The informal sector, when sufficiently supported, can gain a lot by pursuing this model of establishing linkages with formal businesses. The paper further suggests that formal backward linkages exert a positive influence on the productivity of enterprises in the informal sector. A symbiotic relationship of this fashion would be beneficial to both sides of the coin.

In addition, if formal enterprises are not able to procure goods from an independent supplier and lack the physical or human capital to produce the goods themselves, they will be restricted in their ability to introduce innovations to their production. More generally, it can be assumed that linkages facilitate the dispersion of technical innovation. 

Lastly, through the establishment of linkages with informal businesses, formal enterprises can take advantage of the markets that informal businesses have access to as a distribution channel for their products.

Informal Economy Analyst



Economic Survey 2017

The Kenya National Bureau of Statistics (KNBS) released the Economic Survey 2017 which presents an analysis of the key sectors in the Kenyan economy. In relation to the informal economy, the survey only focused on the employment angle of the sector. The rest of data on the informal sector was extracted from the MSME 2016 Survey.
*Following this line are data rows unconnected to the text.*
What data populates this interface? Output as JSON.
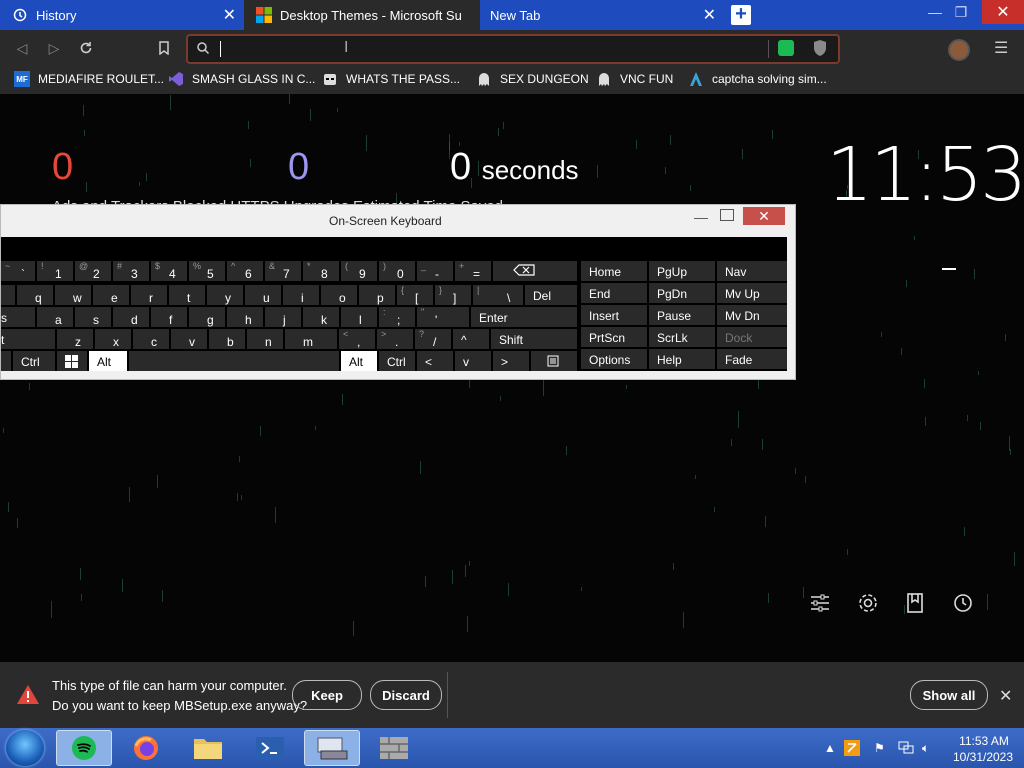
{
  "browser": {
    "tabs": [
      {
        "label": "History",
        "icon": "history-icon"
      },
      {
        "label": "Desktop Themes - Microsoft Supp",
        "icon": "microsoft-logo-icon"
      },
      {
        "label": "New Tab",
        "icon": ""
      }
    ],
    "url_value": "",
    "bookmarks": [
      {
        "label": "MEDIAFIRE ROULET...",
        "icon": "mediafire-icon"
      },
      {
        "label": "SMASH GLASS IN C...",
        "icon": "visual-studio-icon"
      },
      {
        "label": "WHATS THE PASS...",
        "icon": "mask-icon"
      },
      {
        "label": "SEX DUNGEON",
        "icon": "ghost-icon"
      },
      {
        "label": "VNC FUN",
        "icon": "ghost-icon"
      },
      {
        "label": "captcha solving sim...",
        "icon": "arch-icon"
      }
    ]
  },
  "newtab": {
    "stats": [
      {
        "value": "0",
        "color": "#e8483a"
      },
      {
        "value": "0",
        "color": "#9b96ee"
      },
      {
        "value": "0",
        "unit": "seconds",
        "color": "#ffffff"
      }
    ],
    "stat_labels_partial": "Ads and Trackers Blocked   HTTPS Upgrades   Estimated Time Saved",
    "clock": "11:53",
    "corner_tools": [
      "customize-icon",
      "settings-icon",
      "bookmarks-icon",
      "history-icon"
    ]
  },
  "osk": {
    "title": "On-Screen Keyboard",
    "row1": [
      {
        "sub": "~",
        "main": "`"
      },
      {
        "sub": "!",
        "main": "1"
      },
      {
        "sub": "@",
        "main": "2"
      },
      {
        "sub": "#",
        "main": "3"
      },
      {
        "sub": "$",
        "main": "4"
      },
      {
        "sub": "%",
        "main": "5"
      },
      {
        "sub": "^",
        "main": "6"
      },
      {
        "sub": "&",
        "main": "7"
      },
      {
        "sub": "*",
        "main": "8"
      },
      {
        "sub": "(",
        "main": "9"
      },
      {
        "sub": ")",
        "main": "0"
      },
      {
        "sub": "_",
        "main": "-"
      },
      {
        "sub": "+",
        "main": "="
      }
    ],
    "row2": [
      "q",
      "w",
      "e",
      "r",
      "t",
      "y",
      "u",
      "i",
      "o",
      "p"
    ],
    "row2_extra": [
      {
        "sub": "{",
        "main": "["
      },
      {
        "sub": "}",
        "main": "]"
      },
      {
        "sub": "|",
        "main": "\\"
      }
    ],
    "del": "Del",
    "row3_first": "s",
    "row3": [
      "a",
      "s",
      "d",
      "f",
      "g",
      "h",
      "j",
      "k",
      "l"
    ],
    "row3_extra": [
      {
        "sub": ":",
        "main": ";"
      },
      {
        "sub": "\"",
        "main": "'"
      }
    ],
    "enter": "Enter",
    "row4_first": "t",
    "row4": [
      "z",
      "x",
      "c",
      "v",
      "b",
      "n",
      "m"
    ],
    "row4_extra": [
      {
        "sub": "<",
        "main": ","
      },
      {
        "sub": ">",
        "main": "."
      },
      {
        "sub": "?",
        "main": "/"
      }
    ],
    "up": "^",
    "shift": "Shift",
    "ctrl": "Ctrl",
    "alt": "Alt",
    "left": "<",
    "down": "v",
    "right": ">",
    "nav_keys": [
      [
        "Home",
        "PgUp",
        "Nav"
      ],
      [
        "End",
        "PgDn",
        "Mv Up"
      ],
      [
        "Insert",
        "Pause",
        "Mv Dn"
      ],
      [
        "PrtScn",
        "ScrLk",
        "Dock"
      ],
      [
        "Options",
        "Help",
        "Fade"
      ]
    ]
  },
  "download": {
    "line1": "This type of file can harm your computer.",
    "line2": "Do you want to keep MBSetup.exe anyway?",
    "keep": "Keep",
    "discard": "Discard",
    "show_all": "Show all"
  },
  "taskbar": {
    "apps": [
      "spotify-icon",
      "firefox-icon",
      "file-explorer-icon",
      "powershell-icon",
      "on-screen-keyboard-icon",
      "firewall-icon"
    ],
    "time": "11:53 AM",
    "date": "10/31/2023"
  }
}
Getting comprehensive up to date data on the informal economy is still a big challenge.


The 2017 survey indicates that the total number of new jobs created in the economy was 832.9 thousand. Of these, 85.6 thousand were in the formal sector while 747.3 thousand were created in the informal sector. The share of new jobs created in the informal economy represents a 5.9 per cent growth from 83 per cent to 89.7 per cent or 13.3 million people. Wholesale and retail trade, hotels and restaurants industries continued to absorb the highest number of employees, accounting for 59.7 per cent of total employment, while the manufacturing industry had a share of 20.4 per cent in informal sector employment.

A continual growth of the informal sector can be attributed to factors such as the shrinking availability of formal employment opportunities as well as the resilience of the Kenyan citizens. Informal sector growth in the country is however a problem due to the fact that most jobs in the sector are of substandard quality. This is because most are characterised by low wages, no social benefits as well as poor working conditions such as the lack of protective gear in most labour intensive businesses and operating in areas with insufficient social amenities such as access to water and toilets.
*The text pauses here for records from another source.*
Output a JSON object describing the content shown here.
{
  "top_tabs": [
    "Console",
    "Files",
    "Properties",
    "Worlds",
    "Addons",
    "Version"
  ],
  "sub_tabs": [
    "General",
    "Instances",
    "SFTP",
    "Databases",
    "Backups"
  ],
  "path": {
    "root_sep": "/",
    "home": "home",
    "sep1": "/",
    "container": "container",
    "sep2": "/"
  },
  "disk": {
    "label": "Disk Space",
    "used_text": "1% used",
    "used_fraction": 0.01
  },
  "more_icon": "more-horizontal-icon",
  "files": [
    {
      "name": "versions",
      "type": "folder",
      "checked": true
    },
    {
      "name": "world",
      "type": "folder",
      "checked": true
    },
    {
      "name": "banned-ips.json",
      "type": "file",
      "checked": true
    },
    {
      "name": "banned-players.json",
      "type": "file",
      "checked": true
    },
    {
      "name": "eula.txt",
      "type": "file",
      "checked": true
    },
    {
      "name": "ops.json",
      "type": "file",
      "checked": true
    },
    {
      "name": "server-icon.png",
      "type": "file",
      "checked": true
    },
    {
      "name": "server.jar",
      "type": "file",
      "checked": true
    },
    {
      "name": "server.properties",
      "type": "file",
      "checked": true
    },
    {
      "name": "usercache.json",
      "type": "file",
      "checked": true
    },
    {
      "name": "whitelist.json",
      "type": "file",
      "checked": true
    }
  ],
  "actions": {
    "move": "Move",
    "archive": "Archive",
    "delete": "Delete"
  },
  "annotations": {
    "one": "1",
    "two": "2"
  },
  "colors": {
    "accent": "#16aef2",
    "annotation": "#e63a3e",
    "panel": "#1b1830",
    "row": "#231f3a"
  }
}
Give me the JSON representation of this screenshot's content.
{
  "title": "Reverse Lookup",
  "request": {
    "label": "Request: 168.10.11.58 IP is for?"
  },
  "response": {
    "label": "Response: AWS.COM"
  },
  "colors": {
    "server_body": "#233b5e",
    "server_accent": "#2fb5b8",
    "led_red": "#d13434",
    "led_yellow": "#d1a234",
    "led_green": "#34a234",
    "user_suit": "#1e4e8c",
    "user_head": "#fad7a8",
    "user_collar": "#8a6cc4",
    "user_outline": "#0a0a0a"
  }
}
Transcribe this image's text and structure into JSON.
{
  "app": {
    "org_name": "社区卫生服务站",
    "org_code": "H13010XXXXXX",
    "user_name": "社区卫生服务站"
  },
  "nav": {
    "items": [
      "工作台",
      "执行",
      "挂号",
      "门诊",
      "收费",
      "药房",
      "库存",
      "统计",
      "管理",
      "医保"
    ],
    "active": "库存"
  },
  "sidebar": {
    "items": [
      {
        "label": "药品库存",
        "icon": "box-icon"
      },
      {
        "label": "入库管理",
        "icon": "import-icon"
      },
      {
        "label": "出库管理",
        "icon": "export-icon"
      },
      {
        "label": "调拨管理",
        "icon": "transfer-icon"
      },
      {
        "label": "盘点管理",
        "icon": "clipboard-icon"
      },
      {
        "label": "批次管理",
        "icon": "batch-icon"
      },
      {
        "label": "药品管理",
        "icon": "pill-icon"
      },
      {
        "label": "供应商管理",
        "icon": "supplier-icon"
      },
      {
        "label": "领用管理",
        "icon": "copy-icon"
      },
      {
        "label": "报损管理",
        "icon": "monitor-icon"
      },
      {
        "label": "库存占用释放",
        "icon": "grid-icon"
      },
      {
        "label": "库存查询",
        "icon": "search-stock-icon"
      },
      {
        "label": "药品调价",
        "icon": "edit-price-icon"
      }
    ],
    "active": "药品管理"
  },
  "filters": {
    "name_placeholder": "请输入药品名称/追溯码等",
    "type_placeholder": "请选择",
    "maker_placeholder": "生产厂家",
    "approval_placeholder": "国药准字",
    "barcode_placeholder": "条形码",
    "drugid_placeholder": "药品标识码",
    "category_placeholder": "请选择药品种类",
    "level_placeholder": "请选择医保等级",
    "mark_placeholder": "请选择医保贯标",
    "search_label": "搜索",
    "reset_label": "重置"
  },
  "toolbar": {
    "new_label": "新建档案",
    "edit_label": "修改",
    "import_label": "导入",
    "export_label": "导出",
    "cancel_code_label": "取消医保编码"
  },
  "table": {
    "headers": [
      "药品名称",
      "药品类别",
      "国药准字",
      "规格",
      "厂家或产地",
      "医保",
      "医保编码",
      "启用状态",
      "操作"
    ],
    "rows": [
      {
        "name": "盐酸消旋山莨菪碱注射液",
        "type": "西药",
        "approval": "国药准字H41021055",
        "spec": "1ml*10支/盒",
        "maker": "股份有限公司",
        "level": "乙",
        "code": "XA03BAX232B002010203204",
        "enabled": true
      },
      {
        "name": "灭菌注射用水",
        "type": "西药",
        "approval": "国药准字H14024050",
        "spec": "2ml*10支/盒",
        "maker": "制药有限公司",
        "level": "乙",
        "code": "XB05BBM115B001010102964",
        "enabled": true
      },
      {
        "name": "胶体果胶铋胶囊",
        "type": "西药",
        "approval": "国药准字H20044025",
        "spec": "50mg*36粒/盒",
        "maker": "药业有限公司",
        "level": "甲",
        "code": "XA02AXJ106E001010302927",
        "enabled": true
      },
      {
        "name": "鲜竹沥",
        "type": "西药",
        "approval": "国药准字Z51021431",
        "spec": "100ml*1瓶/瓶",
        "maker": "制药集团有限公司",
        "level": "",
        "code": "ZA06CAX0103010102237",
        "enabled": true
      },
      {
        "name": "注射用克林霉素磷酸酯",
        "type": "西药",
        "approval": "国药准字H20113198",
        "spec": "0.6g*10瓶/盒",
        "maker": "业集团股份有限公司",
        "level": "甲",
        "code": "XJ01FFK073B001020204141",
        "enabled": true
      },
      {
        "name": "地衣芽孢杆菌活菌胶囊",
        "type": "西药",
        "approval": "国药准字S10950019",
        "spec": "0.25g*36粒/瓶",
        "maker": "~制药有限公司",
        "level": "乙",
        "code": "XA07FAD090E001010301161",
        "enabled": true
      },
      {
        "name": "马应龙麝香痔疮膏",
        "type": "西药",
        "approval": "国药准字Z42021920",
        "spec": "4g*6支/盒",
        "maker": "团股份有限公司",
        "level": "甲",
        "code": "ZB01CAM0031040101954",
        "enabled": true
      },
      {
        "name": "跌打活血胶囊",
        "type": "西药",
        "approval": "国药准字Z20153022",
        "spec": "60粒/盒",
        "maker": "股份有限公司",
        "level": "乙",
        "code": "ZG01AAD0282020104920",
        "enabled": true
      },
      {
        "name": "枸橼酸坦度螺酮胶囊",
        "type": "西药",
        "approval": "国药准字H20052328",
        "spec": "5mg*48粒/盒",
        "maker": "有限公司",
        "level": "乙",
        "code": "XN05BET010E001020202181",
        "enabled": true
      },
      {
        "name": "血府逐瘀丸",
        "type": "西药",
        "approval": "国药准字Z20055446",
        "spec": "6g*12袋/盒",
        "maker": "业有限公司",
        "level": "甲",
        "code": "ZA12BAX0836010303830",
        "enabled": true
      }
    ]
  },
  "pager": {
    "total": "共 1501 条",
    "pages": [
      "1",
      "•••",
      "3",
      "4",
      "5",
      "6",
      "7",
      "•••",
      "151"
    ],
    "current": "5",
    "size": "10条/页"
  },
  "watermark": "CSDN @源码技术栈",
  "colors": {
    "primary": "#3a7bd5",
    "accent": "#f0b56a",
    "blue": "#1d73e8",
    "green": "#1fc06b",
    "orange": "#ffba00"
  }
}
There were a number of statistics on the informal sector that were not highlighted such as an updated position on the key sub sectors. It would be useful to have information on the number of businesses that operate in the sector, as well as the overall contribution made to the Gross Domestic Product (GDP). This will paint a clearer picture of the sector in a way that can enable policy makers to adequately formulate strategies that would be beneficial in enhancing qualitative growth of this crucial component of the economy.
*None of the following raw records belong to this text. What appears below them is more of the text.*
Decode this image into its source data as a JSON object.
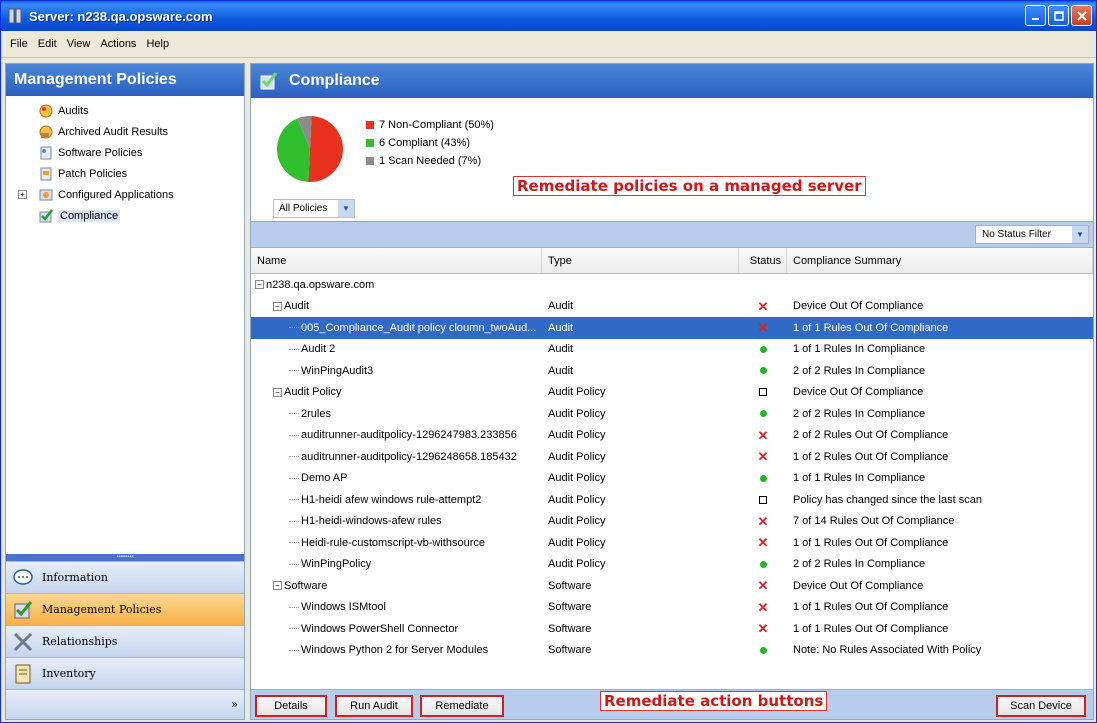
{
  "window": {
    "title": "Server: n238.qa.opsware.com"
  },
  "menu": [
    "File",
    "Edit",
    "View",
    "Actions",
    "Help"
  ],
  "left": {
    "header": "Management Policies",
    "tree": [
      {
        "label": "Audits",
        "icon": "audits-icon"
      },
      {
        "label": "Archived Audit Results",
        "icon": "archived-audit-icon"
      },
      {
        "label": "Software Policies",
        "icon": "software-policy-icon"
      },
      {
        "label": "Patch Policies",
        "icon": "patch-policy-icon"
      },
      {
        "label": "Configured Applications",
        "icon": "configured-apps-icon",
        "expandable": true
      },
      {
        "label": "Compliance",
        "icon": "compliance-icon",
        "selected": true
      }
    ],
    "nav": [
      {
        "label": "Information",
        "icon": "information-icon"
      },
      {
        "label": "Management Policies",
        "icon": "management-policies-icon",
        "active": true
      },
      {
        "label": "Relationships",
        "icon": "relationships-icon"
      },
      {
        "label": "Inventory",
        "icon": "inventory-icon"
      }
    ]
  },
  "right": {
    "header": "Compliance",
    "legend": [
      {
        "label": "7 Non-Compliant (50%)",
        "color": "#e8321e"
      },
      {
        "label": "6 Compliant (43%)",
        "color": "#2fbf2f"
      },
      {
        "label": "1 Scan Needed (7%)",
        "color": "#8c8c8c"
      }
    ],
    "pie": [
      {
        "value": 50,
        "color": "#e8321e"
      },
      {
        "value": 43,
        "color": "#2fbf2f"
      },
      {
        "value": 7,
        "color": "#8c8c8c"
      }
    ],
    "policy_filter": "All Policies",
    "status_filter": "No Status Filter",
    "annotation_top": "Remediate policies on a managed server",
    "annotation_bottom": "Remediate action buttons",
    "columns": {
      "name": "Name",
      "type": "Type",
      "status": "Status",
      "summary": "Compliance Summary"
    },
    "rows": [
      {
        "level": 0,
        "expander": "−",
        "name": "n238.qa.opsware.com",
        "type": "",
        "status": "",
        "summary": ""
      },
      {
        "level": 1,
        "expander": "−",
        "name": "Audit",
        "type": "Audit",
        "status": "x",
        "summary": "Device Out Of Compliance"
      },
      {
        "level": 2,
        "name": "005_Compliance_Audit policy cloumn_twoAud...",
        "type": "Audit",
        "status": "x",
        "summary": "1 of 1 Rules Out Of Compliance",
        "selected": true
      },
      {
        "level": 2,
        "name": "Audit 2",
        "type": "Audit",
        "status": "ok",
        "summary": "1 of 1 Rules In Compliance"
      },
      {
        "level": 2,
        "name": "WinPingAudit3",
        "type": "Audit",
        "status": "ok",
        "summary": "2 of 2 Rules In Compliance"
      },
      {
        "level": 1,
        "expander": "−",
        "name": "Audit Policy",
        "type": "Audit Policy",
        "status": "scan",
        "summary": "Device Out Of Compliance"
      },
      {
        "level": 2,
        "name": "2rules",
        "type": "Audit Policy",
        "status": "ok",
        "summary": "2 of 2 Rules In Compliance"
      },
      {
        "level": 2,
        "name": "auditrunner-auditpolicy-1296247983.233856",
        "type": "Audit Policy",
        "status": "x",
        "summary": "2 of 2 Rules Out Of Compliance"
      },
      {
        "level": 2,
        "name": "auditrunner-auditpolicy-1296248658.185432",
        "type": "Audit Policy",
        "status": "x",
        "summary": "1 of 2 Rules Out Of Compliance"
      },
      {
        "level": 2,
        "name": "Demo AP",
        "type": "Audit Policy",
        "status": "ok",
        "summary": "1 of 1 Rules In Compliance"
      },
      {
        "level": 2,
        "name": "H1-heidi afew windows rule-attempt2",
        "type": "Audit Policy",
        "status": "scan",
        "summary": "Policy has changed since the last scan"
      },
      {
        "level": 2,
        "name": "H1-heidi-windows-afew rules",
        "type": "Audit Policy",
        "status": "x",
        "summary": "7 of 14 Rules Out Of Compliance"
      },
      {
        "level": 2,
        "name": "Heidi-rule-customscript-vb-withsource",
        "type": "Audit Policy",
        "status": "x",
        "summary": "1 of 1 Rules Out Of Compliance"
      },
      {
        "level": 2,
        "name": "WinPingPolicy",
        "type": "Audit Policy",
        "status": "ok",
        "summary": "2 of 2 Rules In Compliance"
      },
      {
        "level": 1,
        "expander": "−",
        "name": "Software",
        "type": "Software",
        "status": "x",
        "summary": "Device Out Of Compliance"
      },
      {
        "level": 2,
        "name": "Windows ISMtool",
        "type": "Software",
        "status": "x",
        "summary": "1 of 1 Rules Out Of Compliance"
      },
      {
        "level": 2,
        "name": "Windows PowerShell Connector",
        "type": "Software",
        "status": "x",
        "summary": "1 of 1 Rules Out Of Compliance"
      },
      {
        "level": 2,
        "name": "Windows Python 2 for Server Modules",
        "type": "Software",
        "status": "ok",
        "summary": "Note: No Rules Associated With Policy"
      }
    ],
    "buttons": {
      "details": "Details",
      "run_audit": "Run Audit",
      "remediate": "Remediate",
      "scan_device": "Scan Device"
    }
  }
}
One of the suggestions on how this can be done is by starting out with a pilot project in one of the counties with a vibrant informal economy whereby data collection focuses beyond sifting through the records at county offices. This will allow for the concentration of efforts towards the conducting of a deeper statistical analysis of each of the sub sectors. Once this has been achieved, it can then be used as a benchmark for conducting a similar program countrywide. The gathered data would provide a clearer way forward when it comes to making informed decisions on how to channel the efforts towards implementing a sustainable plan that deals with the informal sector.

Informal Economy Analyst